This is discussed in this thread.

@RooJpaActiveRecord is covered in the docs here.

Using Spring 3.1 Profiles

Profiles in Spring 3.1+ give you the ability to define conditional bean configurations based on a profile name, where one of your defined profiles is selected at runtime based on a selected profile name.

For example, if you have certain beans that are needed for running in a certain deployment environment but not needed for others (dev, test or prod), or if certain beans need to be configured differently between different environments, Profiles give you the ability to do exactly this.

If you’re using XML configuration, you use the profile=”…” attribute on the
<beans> element. For example:

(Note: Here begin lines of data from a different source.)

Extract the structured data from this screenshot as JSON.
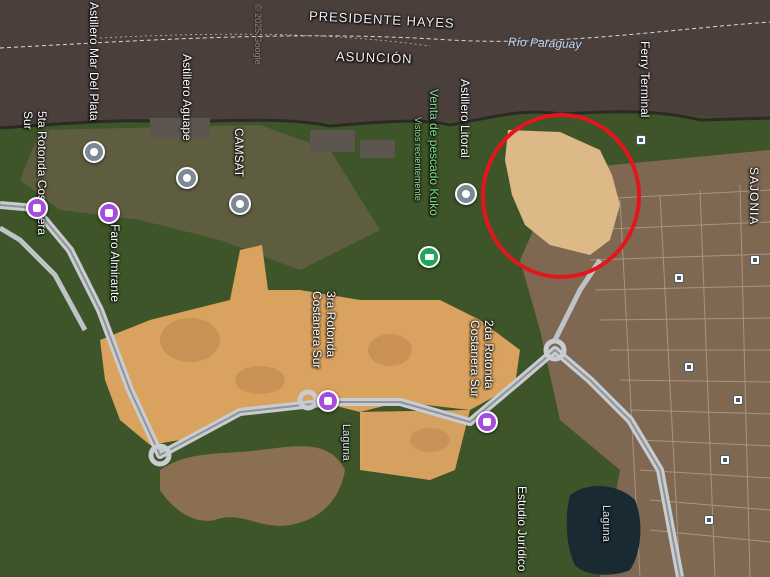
{
  "map": {
    "river": {
      "name": "Río Paraguay"
    },
    "regions": {
      "north": "PRESIDENTE HAYES",
      "south": "ASUNCIÓN"
    },
    "neighborhood": "SAJONIA",
    "watermark": "© 2025 Google",
    "places": {
      "astillero_mar_del_plata": "Astillero Mar Del Plata",
      "astillero_aguape": "Astillero Aguape",
      "camsat": "CAMSAT",
      "venta_pescado": "Venta de pescado Kuko",
      "venta_pescado_sub": "Vistos recientemente",
      "astillero_litoral": "Astillero Litoral",
      "ferry_terminal": "Ferry Terminal",
      "rotonda_5ta": "5ta Rotonda Costanera Sur",
      "faro_almirante": "Faro Almirante",
      "rotonda_3ra": "3ra Rotonda Costanera Sur",
      "rotonda_2da": "2da Rotonda Costanera Sur",
      "laguna_1": "Laguna",
      "laguna_2": "Laguna",
      "estudio": "Estudio Jurídico"
    },
    "highlight": {
      "color": "#e3161d",
      "shape": "circle"
    },
    "colors": {
      "river": "#4a3f3a",
      "sand": "#d9a25e",
      "vegetation": "#3c5a2a",
      "urban": "#8a6b55"
    }
  }
}
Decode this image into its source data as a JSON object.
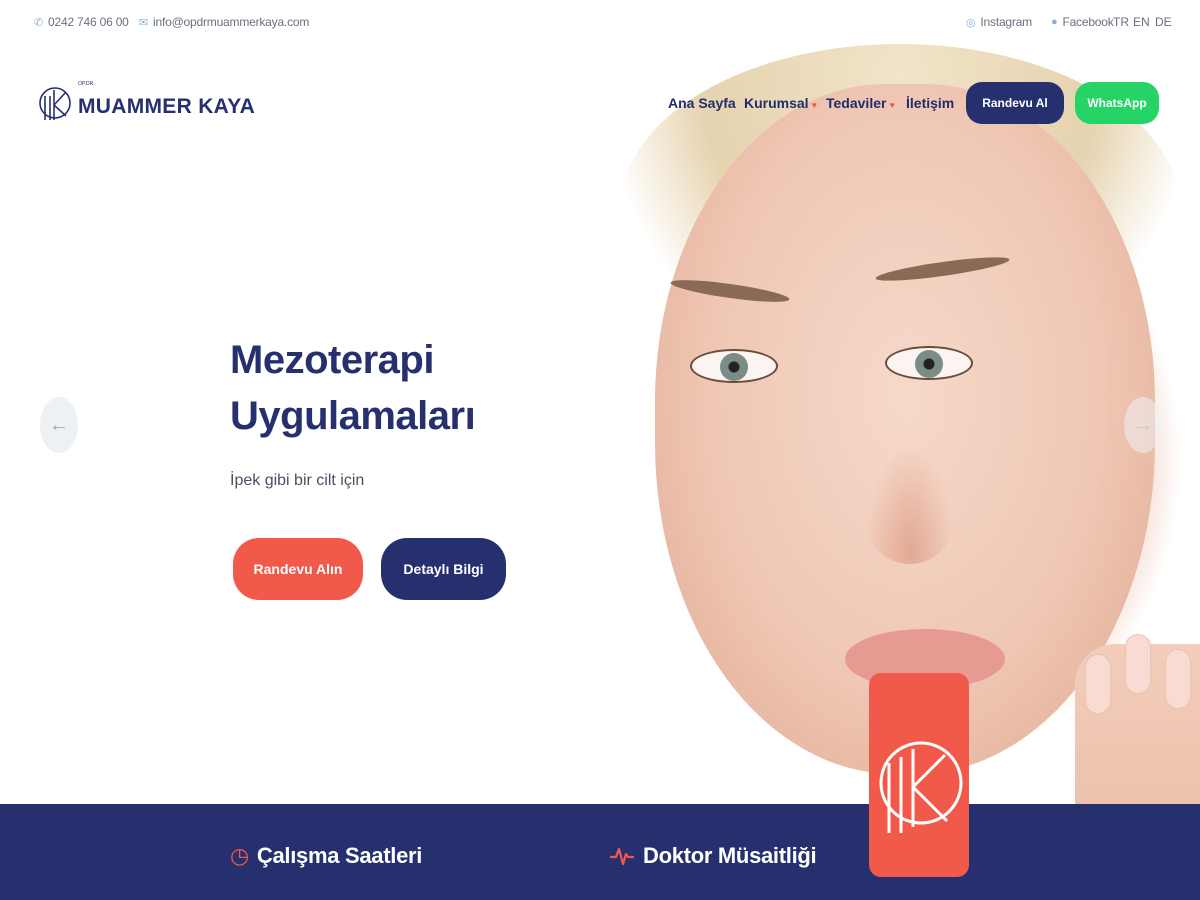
{
  "topbar": {
    "phone": "0242 746 06 00",
    "email": "info@opdrmuammerkaya.com",
    "instagram": "Instagram",
    "facebook": "Facebook",
    "languages": [
      "TR",
      "EN",
      "DE"
    ],
    "icons": {
      "phone": "phone-icon",
      "email": "mail-icon",
      "instagram": "instagram-icon",
      "facebook": "facebook-icon"
    }
  },
  "header": {
    "logo_small": "OP.DR.",
    "logo_text": "MUAMMER KAYA",
    "nav": [
      {
        "label": "Ana Sayfa",
        "has_dropdown": false
      },
      {
        "label": "Kurumsal",
        "has_dropdown": true
      },
      {
        "label": "Tedaviler",
        "has_dropdown": true
      },
      {
        "label": "İletişim",
        "has_dropdown": false
      }
    ],
    "appointment_button": "Randevu Al",
    "whatsapp_button": "WhatsApp"
  },
  "hero": {
    "title_line1": "Mezoterapi",
    "title_line2": "Uygulamaları",
    "subtitle": "İpek gibi bir cilt için",
    "primary_cta": "Randevu Alın",
    "secondary_cta": "Detaylı Bilgi",
    "prev_icon": "arrow-left-icon",
    "next_icon": "arrow-right-icon"
  },
  "info_band": {
    "working_hours_title": "Çalışma Saatleri",
    "doctor_availability_title": "Doktor Müsaitliği",
    "working_hours_icon": "clock-icon",
    "doctor_availability_icon": "heartbeat-icon"
  },
  "colors": {
    "navy": "#26306f",
    "coral": "#f15a4a",
    "whatsapp_green": "#25d366"
  }
}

    <beans profile="dev">
        ... bean defs for dev profile here

    <beans profile="prod">
        ... bean defs for prod profile here

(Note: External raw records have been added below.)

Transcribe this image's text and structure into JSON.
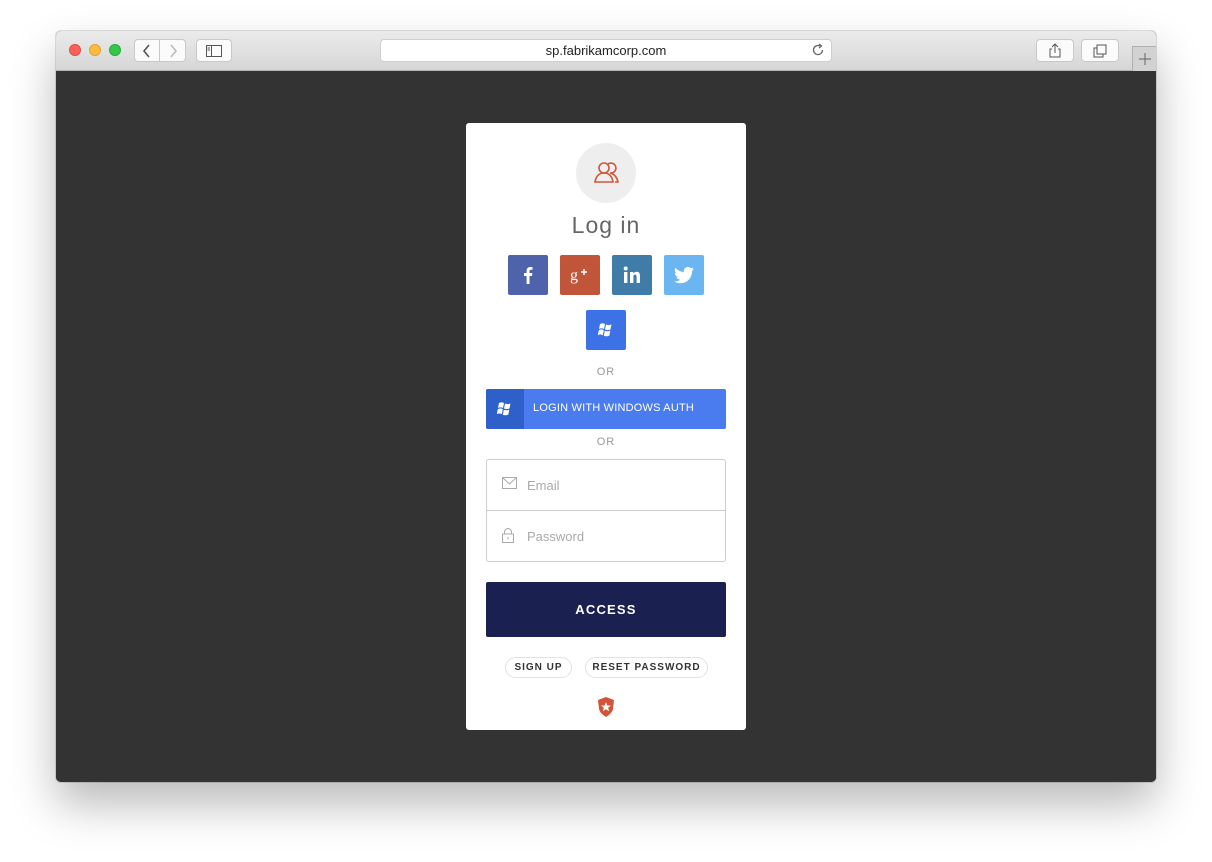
{
  "browser": {
    "url": "sp.fabrikamcorp.com"
  },
  "login": {
    "title": "Log in",
    "social": [
      {
        "name": "facebook",
        "icon": "facebook-icon",
        "color": "#4e63a9"
      },
      {
        "name": "google-plus",
        "icon": "google-plus-icon",
        "color": "#c1553a"
      },
      {
        "name": "linkedin",
        "icon": "linkedin-icon",
        "color": "#3f7da8"
      },
      {
        "name": "twitter",
        "icon": "twitter-icon",
        "color": "#6bb5f0"
      },
      {
        "name": "windows",
        "icon": "windows-icon",
        "color": "#3d72e7"
      }
    ],
    "or_1": "OR",
    "windows_auth_label": "LOGIN WITH WINDOWS AUTH",
    "or_2": "OR",
    "email_placeholder": "Email",
    "password_placeholder": "Password",
    "access_label": "ACCESS",
    "signup_label": "SIGN UP",
    "reset_label": "RESET PASSWORD"
  },
  "colors": {
    "background": "#333333",
    "accent": "#1a2150",
    "brand_orange": "#d2553a"
  }
}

To select your profile at runtime you’ve got a couple of different options – the easiest approach is to declare a system property, or -D parameter to your JVM at startup:

When you initialize your Application Context, Spring automatically checks for this property and then will initialize only the beans declared for that specific profile. Beans not within a profile will still get initialized, or alternatively a profile with the name ‘default’ will get initialized if no other profile is specified.

Another approach if you need more control over the logic to determine which profile is active on startup, you can programmatically select your profile like this:

GenericXmlApplicationContext ctx = new GenericXmlApplicationContext();

if( ... some logic here)


Notice with this approach, since we’re not using the property, we don’t want to load the context xml file until after we’re determined programmatically which profile is active (based on some logic), then we set the profile with setActiveProfiles(), then load the xml, and refresh the context to initialize our beans for the selected profile.